The Ryobi Table saw blade that came with the saw had seen one too many nails during my pallet project board ripping operations and was in serious need of a change out. Join my on my first stab at changing out the blade on this. I got lucky and actually picked up a brand new blade for cheap at a second hand store. Perfect for my use as my likelihood of ripping through a nail is pretty high.
The number one thing to do is make sure the saw is unplugged, above all else. Next is locating the spanner wrenches that come with the saw. They've conveniently got a place for them on the underside of the main deck of the saw. Just be sure to return them there once you are done with the change out.
Here's a link to one on amazon (paid link):
DEWALT 10-Inch Miter / Table Saw Blades, 60-Tooth Crosscutting & 32-Tooth General Purpose, Combo Pack (DW3106P5):
Step 1 is to make sure you have the saw unplugged. I found a nearly brand new blade at a second hand store for $1.50 so I was perfect for ripping pallet boards. I ended up hitting a few nails with it and had to change it out again but did get it's money's worth out of it. After doing this once I was quickly able to change it out again for a new one to make some finer precision cuts for a shiplap job.
The next step in this process is to remove the kick back guard. This is done by flipping the black plastic switch on top of the guard away from you.
It is easily removable so now your table top should look like this. Set it aside for later reinstallation.
Now the yellow cover must be removed. This is done by turning the gray knob to the left.
Once the gray knob is turned to the left it will lift right off the top of the saw.
The holding nut is where you will put one of your spanner wrenches that come with the saw.

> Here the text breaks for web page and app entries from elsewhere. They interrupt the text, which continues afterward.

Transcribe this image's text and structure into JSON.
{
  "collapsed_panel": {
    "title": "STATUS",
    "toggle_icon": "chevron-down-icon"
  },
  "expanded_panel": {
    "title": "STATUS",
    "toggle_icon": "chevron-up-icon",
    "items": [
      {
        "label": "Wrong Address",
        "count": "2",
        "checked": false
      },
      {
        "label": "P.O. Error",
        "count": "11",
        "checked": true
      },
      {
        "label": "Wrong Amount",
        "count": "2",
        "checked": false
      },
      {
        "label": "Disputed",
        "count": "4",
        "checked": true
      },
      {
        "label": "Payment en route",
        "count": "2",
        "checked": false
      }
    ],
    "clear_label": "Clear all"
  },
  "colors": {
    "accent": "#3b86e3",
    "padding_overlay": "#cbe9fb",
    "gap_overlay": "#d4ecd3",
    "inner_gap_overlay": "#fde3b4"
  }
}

On the other side of the blade is where you will put the second spanner wrench (over the hub with flats) that comes with the saw. This holds the shaft in place so that the nut may be loosened.
Both spanner wrenches are conveniently located under the table top secured by a plastic gray nut.
The plastic gray nut just unthreads allowing the spanner wrenches to be moved.
These are what they both look like. I made a mental note to be sure to return them once I was done as they could easily be misplaced. It's nice the saw has an easily accessible designated place for them to be stored.
The box ended wrench goes over the securing nut as shown.
With the larger spanner wrench on the hub and the smaller one on the securing nut, apply counter-torque to loosen the nut.
Once the nut is loose, removed both wrenches and unthread the nut by hand. Try not to drop it down into the sawdust catcher like I did.
It's most effective if you slow down the unthreading once you get to the end so as to allow you grab the nut without dropping it. If you happen to drop it, it's fairly easily retrievable. I just pushed it out of the sawdust slot below with one of the wrenches.
At first change out the blade acts like it doesn't want to come off. I gave it a little tap with a mallet to break the tension and it came loose with ease.
Since I was using a second hand blade with no packaging specifications for the new installation I did a dummy check and made sure the diameters were the same for both the center hub diameter and the outside diameter.
The new blade reinstallation process is exactly the same as the removal. The threads are standard righty tightly lefty loosey. The securing nut will tighten to the right (clock-wise). Once tight, install the yellow cover and kick back guard back into place.
I gave the new blade a test run and it worked like a champ. Back in business!!